Finally, might this emphasis on the unexperienceability of the event, grounded on the rejection of the empirical concept of experience, weaken Romano's attempt to get rid of transcendentalism. By refusing to characterise events as empirical facts or Weltereignisse, evential hermeneutics withdraws these events from the world that they precede and are expected to give rise to. If There is focuses on the appearing of the event as such, it is only insofar as this appearing has nothing to do with the common sense in which something can be said to happen. It seems then difficult not to understand evential hermeneutics as making the event a condition of possibility of the appearing of the world. Romano argues against this objection in several passages, claiming that "the event is not first possible and then actual", and that its emergence "is not subordinate to prior conditions of possibility in the subject" (59). However, his attempt to stress the non-worldly and unexperienceable dimension of the appearing of the event gives rise to a tension that indicates the difficulty of breaking away from the transcendental tendency inherent to phenomenology, even after the dismantling of the Ego.
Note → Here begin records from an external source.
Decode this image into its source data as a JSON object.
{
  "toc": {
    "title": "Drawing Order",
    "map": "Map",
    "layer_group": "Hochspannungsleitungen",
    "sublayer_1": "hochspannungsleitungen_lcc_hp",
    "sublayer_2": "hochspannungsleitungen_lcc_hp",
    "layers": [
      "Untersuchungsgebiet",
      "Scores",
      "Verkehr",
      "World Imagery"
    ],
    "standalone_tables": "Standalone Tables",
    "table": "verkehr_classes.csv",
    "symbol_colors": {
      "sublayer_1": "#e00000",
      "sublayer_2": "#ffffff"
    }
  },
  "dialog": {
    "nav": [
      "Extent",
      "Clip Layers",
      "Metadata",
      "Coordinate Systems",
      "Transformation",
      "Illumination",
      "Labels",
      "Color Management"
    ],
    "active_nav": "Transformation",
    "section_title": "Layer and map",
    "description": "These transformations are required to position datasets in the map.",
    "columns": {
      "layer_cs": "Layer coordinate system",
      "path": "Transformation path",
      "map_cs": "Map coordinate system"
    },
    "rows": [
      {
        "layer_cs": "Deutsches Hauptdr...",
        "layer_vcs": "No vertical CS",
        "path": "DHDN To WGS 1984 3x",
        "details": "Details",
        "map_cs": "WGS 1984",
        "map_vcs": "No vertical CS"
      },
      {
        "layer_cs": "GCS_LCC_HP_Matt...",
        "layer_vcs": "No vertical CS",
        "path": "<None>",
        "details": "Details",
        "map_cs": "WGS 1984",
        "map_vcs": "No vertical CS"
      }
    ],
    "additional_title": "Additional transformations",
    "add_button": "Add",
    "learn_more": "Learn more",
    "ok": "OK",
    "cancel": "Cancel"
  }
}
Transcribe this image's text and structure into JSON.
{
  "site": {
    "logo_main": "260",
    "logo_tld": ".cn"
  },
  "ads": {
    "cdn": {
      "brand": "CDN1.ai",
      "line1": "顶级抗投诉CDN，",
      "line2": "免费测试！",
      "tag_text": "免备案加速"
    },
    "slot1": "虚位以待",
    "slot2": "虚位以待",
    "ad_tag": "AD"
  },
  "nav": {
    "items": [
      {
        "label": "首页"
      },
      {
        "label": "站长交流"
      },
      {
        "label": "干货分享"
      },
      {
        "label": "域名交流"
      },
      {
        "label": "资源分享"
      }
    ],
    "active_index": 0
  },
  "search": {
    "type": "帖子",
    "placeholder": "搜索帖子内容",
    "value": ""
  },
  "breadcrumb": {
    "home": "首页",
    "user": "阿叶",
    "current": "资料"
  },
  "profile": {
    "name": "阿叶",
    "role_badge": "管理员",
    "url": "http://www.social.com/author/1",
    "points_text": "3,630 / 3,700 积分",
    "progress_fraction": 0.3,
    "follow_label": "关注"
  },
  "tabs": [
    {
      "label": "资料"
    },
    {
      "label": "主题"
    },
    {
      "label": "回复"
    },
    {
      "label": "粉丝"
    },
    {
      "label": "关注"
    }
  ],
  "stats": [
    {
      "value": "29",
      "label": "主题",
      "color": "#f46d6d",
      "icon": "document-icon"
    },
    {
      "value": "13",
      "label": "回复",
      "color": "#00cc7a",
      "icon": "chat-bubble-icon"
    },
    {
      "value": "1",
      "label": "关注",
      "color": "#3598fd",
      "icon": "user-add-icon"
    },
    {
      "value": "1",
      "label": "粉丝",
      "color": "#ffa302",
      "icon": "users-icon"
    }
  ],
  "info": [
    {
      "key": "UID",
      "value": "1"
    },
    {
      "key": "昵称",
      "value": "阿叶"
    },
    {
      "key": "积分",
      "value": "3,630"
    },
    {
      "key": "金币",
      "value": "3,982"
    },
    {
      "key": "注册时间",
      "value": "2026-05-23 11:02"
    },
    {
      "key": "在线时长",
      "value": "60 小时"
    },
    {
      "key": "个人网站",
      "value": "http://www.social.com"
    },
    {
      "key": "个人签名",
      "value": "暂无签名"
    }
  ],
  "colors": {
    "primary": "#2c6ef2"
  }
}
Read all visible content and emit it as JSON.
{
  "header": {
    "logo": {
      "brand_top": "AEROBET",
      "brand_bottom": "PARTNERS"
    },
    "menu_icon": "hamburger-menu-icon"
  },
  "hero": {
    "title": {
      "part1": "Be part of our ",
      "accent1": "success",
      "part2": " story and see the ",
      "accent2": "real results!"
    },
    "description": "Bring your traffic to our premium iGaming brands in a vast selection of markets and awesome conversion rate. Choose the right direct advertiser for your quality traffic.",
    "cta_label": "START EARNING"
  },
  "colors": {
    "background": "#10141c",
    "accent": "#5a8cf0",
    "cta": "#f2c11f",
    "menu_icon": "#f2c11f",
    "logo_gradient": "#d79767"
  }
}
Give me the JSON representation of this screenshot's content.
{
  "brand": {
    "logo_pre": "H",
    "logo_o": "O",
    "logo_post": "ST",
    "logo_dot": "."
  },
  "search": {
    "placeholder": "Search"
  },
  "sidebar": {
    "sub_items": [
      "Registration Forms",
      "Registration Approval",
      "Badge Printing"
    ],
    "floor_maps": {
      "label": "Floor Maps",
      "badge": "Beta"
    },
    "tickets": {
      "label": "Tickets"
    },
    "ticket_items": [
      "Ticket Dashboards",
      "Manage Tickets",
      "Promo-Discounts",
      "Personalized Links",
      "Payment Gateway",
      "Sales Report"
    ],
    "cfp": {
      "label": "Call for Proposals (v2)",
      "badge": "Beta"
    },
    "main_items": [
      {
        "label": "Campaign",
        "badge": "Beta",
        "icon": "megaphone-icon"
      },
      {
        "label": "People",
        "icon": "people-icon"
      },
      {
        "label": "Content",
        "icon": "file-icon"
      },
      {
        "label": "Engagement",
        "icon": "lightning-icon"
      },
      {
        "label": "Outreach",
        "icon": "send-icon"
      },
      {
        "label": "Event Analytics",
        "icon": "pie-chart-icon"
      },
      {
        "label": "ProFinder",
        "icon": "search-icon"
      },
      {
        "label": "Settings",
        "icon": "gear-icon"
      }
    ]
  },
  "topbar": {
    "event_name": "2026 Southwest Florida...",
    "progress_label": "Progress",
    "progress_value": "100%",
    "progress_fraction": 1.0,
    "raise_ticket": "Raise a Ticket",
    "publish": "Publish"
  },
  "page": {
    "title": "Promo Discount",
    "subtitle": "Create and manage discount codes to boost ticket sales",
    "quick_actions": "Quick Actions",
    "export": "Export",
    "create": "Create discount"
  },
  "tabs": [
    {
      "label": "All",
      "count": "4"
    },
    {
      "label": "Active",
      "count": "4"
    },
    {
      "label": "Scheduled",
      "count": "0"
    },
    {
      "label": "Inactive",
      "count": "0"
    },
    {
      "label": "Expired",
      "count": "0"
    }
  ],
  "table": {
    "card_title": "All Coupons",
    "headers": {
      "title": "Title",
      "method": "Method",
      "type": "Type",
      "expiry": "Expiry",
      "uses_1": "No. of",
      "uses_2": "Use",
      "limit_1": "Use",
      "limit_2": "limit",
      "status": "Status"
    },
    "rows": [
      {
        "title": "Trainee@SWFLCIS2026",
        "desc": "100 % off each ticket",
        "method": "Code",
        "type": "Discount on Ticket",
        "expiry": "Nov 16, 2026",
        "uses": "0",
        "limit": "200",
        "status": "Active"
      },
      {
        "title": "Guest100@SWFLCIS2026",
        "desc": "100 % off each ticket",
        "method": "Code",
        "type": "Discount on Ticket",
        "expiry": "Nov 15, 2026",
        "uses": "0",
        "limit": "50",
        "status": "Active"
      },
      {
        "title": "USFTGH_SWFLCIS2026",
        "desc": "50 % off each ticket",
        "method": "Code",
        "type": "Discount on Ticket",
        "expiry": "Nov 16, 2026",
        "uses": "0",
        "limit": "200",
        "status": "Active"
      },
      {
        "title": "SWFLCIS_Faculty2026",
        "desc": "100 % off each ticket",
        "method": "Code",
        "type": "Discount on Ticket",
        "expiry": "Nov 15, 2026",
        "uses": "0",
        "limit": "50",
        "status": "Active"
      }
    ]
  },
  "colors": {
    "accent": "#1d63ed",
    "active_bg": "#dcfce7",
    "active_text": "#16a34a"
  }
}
The difficult challenge that Romano's book faces consists in maintaining the legitimacy of the phenomenological approach -- even after its hermeneutical mutation -- while aiming to revise it in depth from within. Consequently, his evential hermeneutics sometimes seems trapped in a conceptual framework that might not be able to support the radical transformations entailed by such a rethinking of the event. Romano's analyses provide very strong and convincing evidence that this revised conception of the event deserves a place in the existential analytics that Heidegger was aiming at and should have been fully acknowledged by him. But it is not entirely clear whether his efforts to revise the major concepts inherited from the phenomenological tradition (such as the concepts of existence, experience, world, possibilities, nothingness, appearing, etc.) maintain ultimately the evential hermeneutics under the insuperable horizon of Heidegger's existential analytics, or lead it to break through the boundaries of phenomenological thought in order to think outside of its framework. Here we arrive at the essential ambiguity of the relation that ties Romano's philosophical project to Being and Time: that the accomplishment of this remarkable evential hermeneutics might be either too Heideggerian or not Heideggerian enough. It is at the same time too successful in its transformation of Heidegger's conceptual apparatus, and too respectful when overcoming its shortcomings.

Far from undermining the intrinsic qualities of these fascinating and insightful analyses developed in There is, my questions are intended to highlight the depth and interest of the philosophical views that Romano presents. They should by no means diminish the value of a philosophical project that attempts to face the fundamental challenges that need to be addressed by contemporary phenomenology, and which builds an original and extremely stimulating pathway in order to redefine the stakes and outcomes of the phenomenological heritage.